The basic requirement to become a Muslim is to declare, “Ashhadu an laa ilaaha illa Allah, wa ashhadu anna Muhammadan rasul Allah.” In English this means, “I testify that there is no god but Allah, and that Muhammad is the Messenger of God.”
Anyone who proclaims this phrase joins the ranks of the Muslim nation (ummah). This statement marks the beginning of one’s physical and spiritual journey in practicing the aspects of Islam. A Muslim strives to become one who the Quran terms as the faithful (mumin). Although this journey in becoming ‘faithful’ may be long, its rewards are numerous for those who embark on it with sincere will and intention.
Practicing Islam requires learning Islamic ideas, teachings, and practices, then adhering to them. Moreover, Islamic practice requires some sacrifice. However, the necessity of sacrifice should not be a deterrent. Prophet Muhammad states, “Whenever someone gives up something for the sake of God, God will replace it with something better.”
Sincerity of belief also develops over time. When Prophet Muhammad began spreading the message of Islam, some people came to him and informed him that they were believers in Islam. In reply, God revealed the following verse,
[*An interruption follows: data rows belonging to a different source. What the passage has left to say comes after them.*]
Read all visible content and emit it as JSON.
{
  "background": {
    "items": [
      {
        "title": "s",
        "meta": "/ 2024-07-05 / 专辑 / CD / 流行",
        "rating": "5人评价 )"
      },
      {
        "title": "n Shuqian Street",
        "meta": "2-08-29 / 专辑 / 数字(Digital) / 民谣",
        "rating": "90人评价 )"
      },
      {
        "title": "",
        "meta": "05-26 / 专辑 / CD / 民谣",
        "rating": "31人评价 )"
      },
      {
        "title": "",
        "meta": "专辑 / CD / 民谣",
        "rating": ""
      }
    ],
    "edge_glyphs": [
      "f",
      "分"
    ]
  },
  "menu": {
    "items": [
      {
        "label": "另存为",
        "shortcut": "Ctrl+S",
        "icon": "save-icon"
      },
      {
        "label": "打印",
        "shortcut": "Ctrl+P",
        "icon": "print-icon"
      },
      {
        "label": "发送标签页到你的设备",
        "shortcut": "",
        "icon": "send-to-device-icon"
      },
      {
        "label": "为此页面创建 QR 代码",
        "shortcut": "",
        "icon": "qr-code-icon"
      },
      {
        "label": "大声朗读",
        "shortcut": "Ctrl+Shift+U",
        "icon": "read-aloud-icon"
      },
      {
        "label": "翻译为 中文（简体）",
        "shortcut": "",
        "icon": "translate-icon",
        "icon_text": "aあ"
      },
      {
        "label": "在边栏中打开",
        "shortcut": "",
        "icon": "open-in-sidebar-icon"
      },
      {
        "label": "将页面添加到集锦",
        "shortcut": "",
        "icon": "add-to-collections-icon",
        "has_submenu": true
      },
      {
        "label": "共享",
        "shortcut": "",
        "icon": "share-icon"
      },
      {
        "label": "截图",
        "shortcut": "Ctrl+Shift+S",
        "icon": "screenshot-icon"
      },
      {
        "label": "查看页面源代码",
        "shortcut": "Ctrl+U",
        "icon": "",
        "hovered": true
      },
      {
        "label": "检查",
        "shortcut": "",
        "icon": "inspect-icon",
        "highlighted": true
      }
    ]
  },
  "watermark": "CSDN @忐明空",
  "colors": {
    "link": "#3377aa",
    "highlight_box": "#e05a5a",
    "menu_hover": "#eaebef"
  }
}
“Say [Muhammad to them]: ‘You believe not,’ but say, ‘We have submitted to Islam,’ for faith has not yet entered your hearts.” (49:14)
The successor to Prophet Muhammad, Imam Ali ibn Abi Talib, has described the dynamic process of following Islam, “I am defining Islam as no one has defined it before me: Islam is submission, submission is conviction, conviction is affirmation, affirmation is acknowledgement, acknowledgement is performance of obligations, and the performance of obligations is good deeds.”
 Imam Ali was Prophet Muhammad’s first-cousin and son-in-law. Since the age of six, Imam Ali was raised and educated by the Prophet.
 Nahj al-Balagha (The Peak of Eloquence), sermon #125. This work is a collection of sermons, lectures and sayings of Imam Ali complied by al-Sharif al-Radi (420 AH/972 CE).